As discussed in the IE6 XP Smart Tags [webmasterworld.com] and How Smart Tags Currently Work [webmasterworld.com] threads, Smart Tags are a potential threat to copyright carried by XP and, by extension, the .Net strategy.
This strategy, I believe, is at the heart of the matter.
What bemuses me is that Microsoft appears to be the only company capable of driving through a vision of the Net and Web we all shared several years ago. What the big boys are fighting about is how much of the revenue and the future each can garner for himself. It’s a story as old as the ages and we appear to be allowing these idiots in suits to get away with it – at great cost to ourselves and the medium.
That whoever comes out on top will hold "subscribers" to whatever ransom yields a revenue and user numbers they deem adequate is neither here nor there. Would Sun or other .Net detractors be yelling "monopoly" if they held the financial high ground? I very much doubt it and, to this observer from the foot of the African continent, their opprobrium appears to be little more than hypocrisy. Their duplicity is more than adequately catered for by a system that clothes the logical conclusion to rampant capitalism, i.e. a skewed form of socialism, in doublespeak, a malleable judiciary, and self-righteous media manipulation.
This is merely my observation and is open to correction by anybody.
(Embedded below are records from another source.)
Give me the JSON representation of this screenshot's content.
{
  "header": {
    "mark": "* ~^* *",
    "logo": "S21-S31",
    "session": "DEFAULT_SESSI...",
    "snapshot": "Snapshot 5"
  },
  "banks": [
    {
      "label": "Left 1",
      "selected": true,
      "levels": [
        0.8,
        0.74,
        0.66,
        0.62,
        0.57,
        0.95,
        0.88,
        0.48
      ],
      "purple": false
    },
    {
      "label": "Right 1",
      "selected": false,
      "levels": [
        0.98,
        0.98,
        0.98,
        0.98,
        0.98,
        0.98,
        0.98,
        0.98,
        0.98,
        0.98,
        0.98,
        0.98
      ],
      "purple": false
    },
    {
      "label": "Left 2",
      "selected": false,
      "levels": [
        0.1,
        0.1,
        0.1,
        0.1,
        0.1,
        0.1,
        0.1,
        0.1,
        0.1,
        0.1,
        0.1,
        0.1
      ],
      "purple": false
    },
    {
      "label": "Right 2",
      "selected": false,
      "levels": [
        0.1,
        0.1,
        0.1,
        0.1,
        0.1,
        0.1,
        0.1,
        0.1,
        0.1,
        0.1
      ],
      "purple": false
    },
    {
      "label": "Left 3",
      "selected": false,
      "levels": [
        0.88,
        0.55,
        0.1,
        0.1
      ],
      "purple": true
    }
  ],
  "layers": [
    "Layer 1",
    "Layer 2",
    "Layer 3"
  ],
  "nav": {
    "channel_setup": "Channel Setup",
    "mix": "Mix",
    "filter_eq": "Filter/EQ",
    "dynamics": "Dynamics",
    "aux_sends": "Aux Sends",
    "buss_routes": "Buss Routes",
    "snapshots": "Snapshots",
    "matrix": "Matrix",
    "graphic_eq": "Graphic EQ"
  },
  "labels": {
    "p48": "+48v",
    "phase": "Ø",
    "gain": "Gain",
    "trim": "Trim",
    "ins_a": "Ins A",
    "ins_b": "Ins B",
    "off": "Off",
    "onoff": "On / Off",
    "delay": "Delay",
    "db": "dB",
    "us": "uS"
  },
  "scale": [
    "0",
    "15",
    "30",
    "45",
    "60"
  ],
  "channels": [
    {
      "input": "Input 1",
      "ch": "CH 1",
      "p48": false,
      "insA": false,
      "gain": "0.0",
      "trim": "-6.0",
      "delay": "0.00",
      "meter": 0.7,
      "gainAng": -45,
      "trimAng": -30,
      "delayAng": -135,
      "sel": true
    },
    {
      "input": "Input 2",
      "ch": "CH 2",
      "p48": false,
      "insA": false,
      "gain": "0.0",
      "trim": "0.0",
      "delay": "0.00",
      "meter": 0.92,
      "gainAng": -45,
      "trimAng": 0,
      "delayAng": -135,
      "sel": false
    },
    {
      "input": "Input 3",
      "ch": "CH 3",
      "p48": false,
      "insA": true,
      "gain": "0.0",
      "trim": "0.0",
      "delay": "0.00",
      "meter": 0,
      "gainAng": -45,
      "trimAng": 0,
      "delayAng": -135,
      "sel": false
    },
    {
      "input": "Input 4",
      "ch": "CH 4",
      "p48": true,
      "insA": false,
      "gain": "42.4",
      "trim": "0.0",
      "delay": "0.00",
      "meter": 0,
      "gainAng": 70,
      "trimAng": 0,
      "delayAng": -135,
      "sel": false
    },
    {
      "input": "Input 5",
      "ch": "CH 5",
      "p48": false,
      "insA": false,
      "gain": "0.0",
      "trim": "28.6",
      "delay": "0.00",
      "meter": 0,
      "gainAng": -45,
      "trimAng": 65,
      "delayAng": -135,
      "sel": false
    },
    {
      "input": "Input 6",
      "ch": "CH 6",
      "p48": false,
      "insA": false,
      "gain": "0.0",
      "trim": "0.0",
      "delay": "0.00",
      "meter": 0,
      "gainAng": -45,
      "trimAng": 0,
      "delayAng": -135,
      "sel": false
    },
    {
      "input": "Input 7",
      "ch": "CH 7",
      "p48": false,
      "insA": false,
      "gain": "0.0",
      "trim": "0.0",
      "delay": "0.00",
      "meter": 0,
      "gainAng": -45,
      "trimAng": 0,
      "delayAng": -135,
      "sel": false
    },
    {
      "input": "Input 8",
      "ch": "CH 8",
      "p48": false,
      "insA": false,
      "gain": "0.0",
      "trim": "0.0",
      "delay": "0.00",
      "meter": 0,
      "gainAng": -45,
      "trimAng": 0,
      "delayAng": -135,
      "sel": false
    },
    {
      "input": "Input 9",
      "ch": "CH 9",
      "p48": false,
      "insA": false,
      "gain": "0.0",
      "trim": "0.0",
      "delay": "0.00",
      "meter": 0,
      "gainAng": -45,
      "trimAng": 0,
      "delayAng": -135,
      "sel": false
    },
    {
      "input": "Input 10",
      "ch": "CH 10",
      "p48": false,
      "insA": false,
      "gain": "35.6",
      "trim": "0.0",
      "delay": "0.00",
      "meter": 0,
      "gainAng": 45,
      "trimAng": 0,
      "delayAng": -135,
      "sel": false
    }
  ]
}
However, I do not believe it will count for much if Microsoft is broken up and is unable to use its fallback strategies to good effect. .Net or a variation of it will be with us in the near future.
The MSN / Ink relationship is, like the Office XP logo, merely another piece of the jig-saw puzzle.